You must experience a crisis because it is a natural part of life. Questioning who you are isn’t the best feeling. It’s a moment that you have to get real and honest with yourself. Developmental psychologist, Eric Erikson, explains that we experience around eight forms of identity crisis in our lives. Even little kids have identity crisis.  I recently interviewed, former school leader and founder of The One School Project: A Global Collaboration about preschool children and their identity crisis and he’s researched the Habits of two year olds entering preschool.

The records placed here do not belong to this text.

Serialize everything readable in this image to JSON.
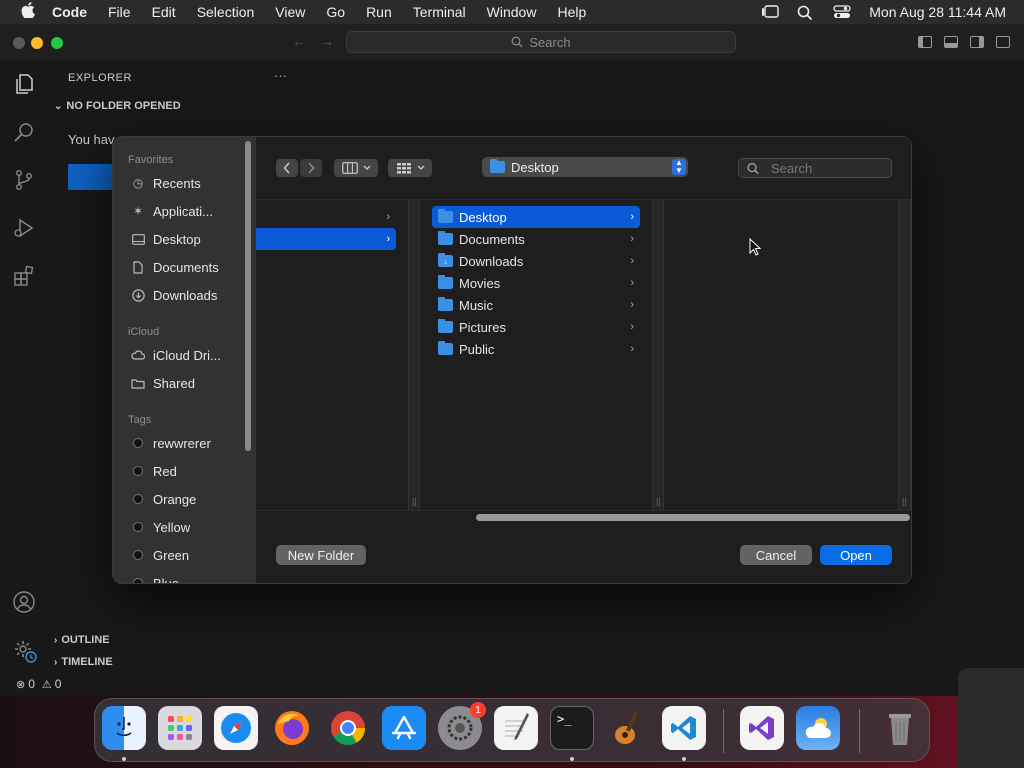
{
  "menubar": {
    "app_name": "Code",
    "items": [
      "File",
      "Edit",
      "Selection",
      "View",
      "Go",
      "Run",
      "Terminal",
      "Window",
      "Help"
    ],
    "clock": "Mon Aug 28  11:44 AM"
  },
  "vscode": {
    "command_center_placeholder": "Search",
    "explorer_title": "EXPLORER",
    "no_folder": "NO FOLDER OPENED",
    "no_folder_text": "You hav",
    "outline": "OUTLINE",
    "timeline": "TIMELINE",
    "status": {
      "errors": "0",
      "warnings": "0"
    }
  },
  "dialog": {
    "sidebar": {
      "favorites_label": "Favorites",
      "favorites": [
        {
          "label": "Recents",
          "icon": "clock-icon"
        },
        {
          "label": "Applicati...",
          "icon": "applications-icon"
        },
        {
          "label": "Desktop",
          "icon": "desktop-icon"
        },
        {
          "label": "Documents",
          "icon": "document-icon"
        },
        {
          "label": "Downloads",
          "icon": "download-icon"
        }
      ],
      "icloud_label": "iCloud",
      "icloud": [
        {
          "label": "iCloud Dri...",
          "icon": "cloud-icon"
        },
        {
          "label": "Shared",
          "icon": "shared-folder-icon"
        }
      ],
      "tags_label": "Tags",
      "tags": [
        "rewwrerer",
        "Red",
        "Orange",
        "Yellow",
        "Green",
        "Blue"
      ]
    },
    "location": "Desktop",
    "search_placeholder": "Search",
    "columns": {
      "middle": [
        "Desktop",
        "Documents",
        "Downloads",
        "Movies",
        "Music",
        "Pictures",
        "Public"
      ],
      "selected": "Desktop"
    },
    "buttons": {
      "new_folder": "New Folder",
      "cancel": "Cancel",
      "open": "Open"
    }
  },
  "dock": {
    "apps": [
      "Finder",
      "Launchpad",
      "Safari",
      "Firefox",
      "Chrome",
      "App Store",
      "System Settings",
      "TextEdit",
      "Terminal",
      "GarageBand",
      "Visual Studio Code",
      "Visual Studio",
      "Weather",
      "Trash"
    ],
    "settings_badge": "1"
  }
}
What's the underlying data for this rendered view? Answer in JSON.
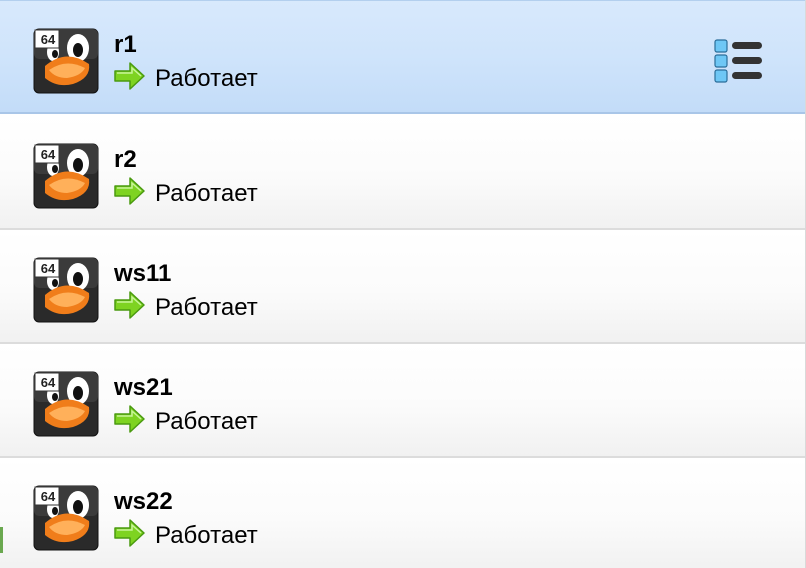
{
  "vm_list": {
    "items": [
      {
        "name": "r1",
        "state": "Работает",
        "os_badge": "64",
        "selected": true
      },
      {
        "name": "r2",
        "state": "Работает",
        "os_badge": "64",
        "selected": false
      },
      {
        "name": "ws11",
        "state": "Работает",
        "os_badge": "64",
        "selected": false
      },
      {
        "name": "ws21",
        "state": "Работает",
        "os_badge": "64",
        "selected": false
      },
      {
        "name": "ws22",
        "state": "Работает",
        "os_badge": "64",
        "selected": false
      }
    ],
    "icons": {
      "os": "linux-64-penguin-icon",
      "state": "running-arrow-icon",
      "details": "details-menu-icon"
    },
    "colors": {
      "selected_bg": "#cfe4fb",
      "running_arrow": "#7ed321",
      "beak": "#f07d1a"
    }
  }
}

Imagine you’re two years old and you’ve just started preschool. Before that, your parents held your hand. Your butt was always cleaned by them and now you’ve turned three and you’ve have to grow up. This can create a shock. I’ve seen some kids turn into their version of MacBeth trying to revenge everyone in their sight. - Brennan Gage

Think of your life as an economic crisis…. In every eight years, we go through some economic downturn. It an odd way in our lives we have the same cyclical crisis effect.

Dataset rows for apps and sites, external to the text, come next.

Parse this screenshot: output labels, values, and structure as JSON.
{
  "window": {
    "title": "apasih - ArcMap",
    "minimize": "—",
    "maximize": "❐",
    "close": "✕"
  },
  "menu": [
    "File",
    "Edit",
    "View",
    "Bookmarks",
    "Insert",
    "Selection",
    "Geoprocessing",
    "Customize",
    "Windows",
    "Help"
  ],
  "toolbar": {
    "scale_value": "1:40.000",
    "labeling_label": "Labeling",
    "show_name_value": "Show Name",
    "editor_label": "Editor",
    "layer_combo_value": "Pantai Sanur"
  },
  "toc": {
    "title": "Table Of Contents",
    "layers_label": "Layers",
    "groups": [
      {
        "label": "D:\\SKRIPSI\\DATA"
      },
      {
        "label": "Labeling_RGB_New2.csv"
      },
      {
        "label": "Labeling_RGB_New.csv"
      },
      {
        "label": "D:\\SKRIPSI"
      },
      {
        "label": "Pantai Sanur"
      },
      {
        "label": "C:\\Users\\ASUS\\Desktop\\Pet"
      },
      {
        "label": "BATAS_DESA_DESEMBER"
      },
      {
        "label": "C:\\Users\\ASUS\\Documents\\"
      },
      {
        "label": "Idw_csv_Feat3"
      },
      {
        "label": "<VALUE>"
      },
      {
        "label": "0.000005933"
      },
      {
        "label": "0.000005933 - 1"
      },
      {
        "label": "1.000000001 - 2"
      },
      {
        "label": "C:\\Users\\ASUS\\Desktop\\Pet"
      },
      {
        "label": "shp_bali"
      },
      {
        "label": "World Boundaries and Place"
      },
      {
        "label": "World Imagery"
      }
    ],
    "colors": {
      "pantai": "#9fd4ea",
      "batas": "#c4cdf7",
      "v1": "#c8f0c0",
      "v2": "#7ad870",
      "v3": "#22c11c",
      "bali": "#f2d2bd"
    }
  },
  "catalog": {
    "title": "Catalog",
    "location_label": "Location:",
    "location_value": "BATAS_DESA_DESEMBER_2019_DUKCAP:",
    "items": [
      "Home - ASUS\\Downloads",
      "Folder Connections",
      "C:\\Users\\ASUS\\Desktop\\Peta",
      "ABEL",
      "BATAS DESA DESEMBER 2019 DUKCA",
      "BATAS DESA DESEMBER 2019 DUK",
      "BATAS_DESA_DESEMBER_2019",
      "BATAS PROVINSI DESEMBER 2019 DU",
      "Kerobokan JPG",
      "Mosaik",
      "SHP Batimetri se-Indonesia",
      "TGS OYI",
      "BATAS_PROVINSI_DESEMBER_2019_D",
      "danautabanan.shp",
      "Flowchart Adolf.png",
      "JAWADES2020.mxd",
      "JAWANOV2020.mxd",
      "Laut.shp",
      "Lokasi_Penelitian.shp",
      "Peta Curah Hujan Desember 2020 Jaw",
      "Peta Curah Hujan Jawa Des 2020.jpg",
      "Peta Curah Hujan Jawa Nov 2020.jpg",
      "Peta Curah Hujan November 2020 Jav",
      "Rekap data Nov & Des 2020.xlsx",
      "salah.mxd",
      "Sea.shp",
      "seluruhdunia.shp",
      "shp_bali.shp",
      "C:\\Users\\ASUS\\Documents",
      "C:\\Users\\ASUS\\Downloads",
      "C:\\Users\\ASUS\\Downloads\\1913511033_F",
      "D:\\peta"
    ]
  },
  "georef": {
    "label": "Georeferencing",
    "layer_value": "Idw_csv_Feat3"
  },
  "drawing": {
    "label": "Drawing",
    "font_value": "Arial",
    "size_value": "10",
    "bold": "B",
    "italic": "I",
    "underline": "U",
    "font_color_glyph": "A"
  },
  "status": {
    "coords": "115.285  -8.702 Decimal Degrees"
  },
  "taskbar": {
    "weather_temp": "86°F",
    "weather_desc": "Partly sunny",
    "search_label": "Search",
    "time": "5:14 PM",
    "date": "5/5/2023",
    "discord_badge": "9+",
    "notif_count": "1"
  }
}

The problem for them is that without an actual period of exploring their own commitments, they may find themselves in mid-life to regret those decisions that did not match their true, inner needs.

How can I get out of a Phase 1?

It really depends on you and what you want. I’ve interviewed people that have gotten out of a phase 1 of their Quarter Life Crisis in two weeks and some people were in phase one for 1 ½ years ( hint- that was me ) There are multiple options. These options have been tried from experts, and case studies.

Mental Health Apps

If you are experiencing severe depression or anxiety seeking out for help in can benefit. There are several mental health apps can help you create a sense of calm.

Pro:   You can talk to someone in the luxury of your own home.

Con: is that it is looking for help by using technology might always be the best case scenario. Many are designed by software developers instead of psychologists, without scientific testing. They range from beneficial, to harmless but useless, to bordering on fraudulent.

Note: When we are feeling trapped using  phones might lead us to spending hours on Instagram. A 2014 study in the Journal of Behavioral Addictions found a correlation between higher social media usage and depression/anxiety

Counseling/ Therapy

Millennials are experiencing anxiety and depression. We live in the age of Prozac Nation and we are forced to Keep up with the Kardashians. Millennials are the age group that are currently experience the highest forms of depression. Talking to someone with an unbiased opinion could help you understand why you are feeling trapped.

Pros: Have one on one contact with a specialist

Cons: Price can be an issue and not every counselor and therapist are all the same.

Mastermind groups

There is strength in numbers. Steve Jobs did not make apple without Steve Wozniak. There is no Sonny without Cher. Talking to a group of people can help you see the light out of the end of the tunnel. When I was knee deep into a Quarter Life Crisis, my friend and I would meet up at a coffee shop and write down all our dreams and aspirations every month. We tried coding together. We looked into engineering schools. We job shadowed people.

Pro: Trying out new things can help you step out of your confront zone.

Con: Having a mastermind group with friends won't necessarily help you grow. When I felt stagnant I attended Meetup groups.

Going off the Grid

A study in the Journal of Behavioral Addictions found a correlation between higher social media usage and depression/anxiety.

It’s difficult to completely go off the grid but here are some ways to fake it:

  1. Camping not Glamping

  2. Turn off your wi-fi

  3. Turn off your phone an hour before you go to bed

  4. Read the Minimalist blog.  

  5. Learn how to Disappear

  6. Have your friend change your FB or any Social Media password

  7. Travel abroad.

  8. Drive in the car for ten minutes before turning on music


Do I really need to say anymore. Go ahead a Mediate so you can levitate


Write all your anger down

Just because they're negative emotions doesn't mean anger, fear and sorrow are bad or wrong. Those emotions are there for a reason. 

If you would like a schedule a Scheduling a free 30 minute Discovery Call give me a holler.






Eugenie George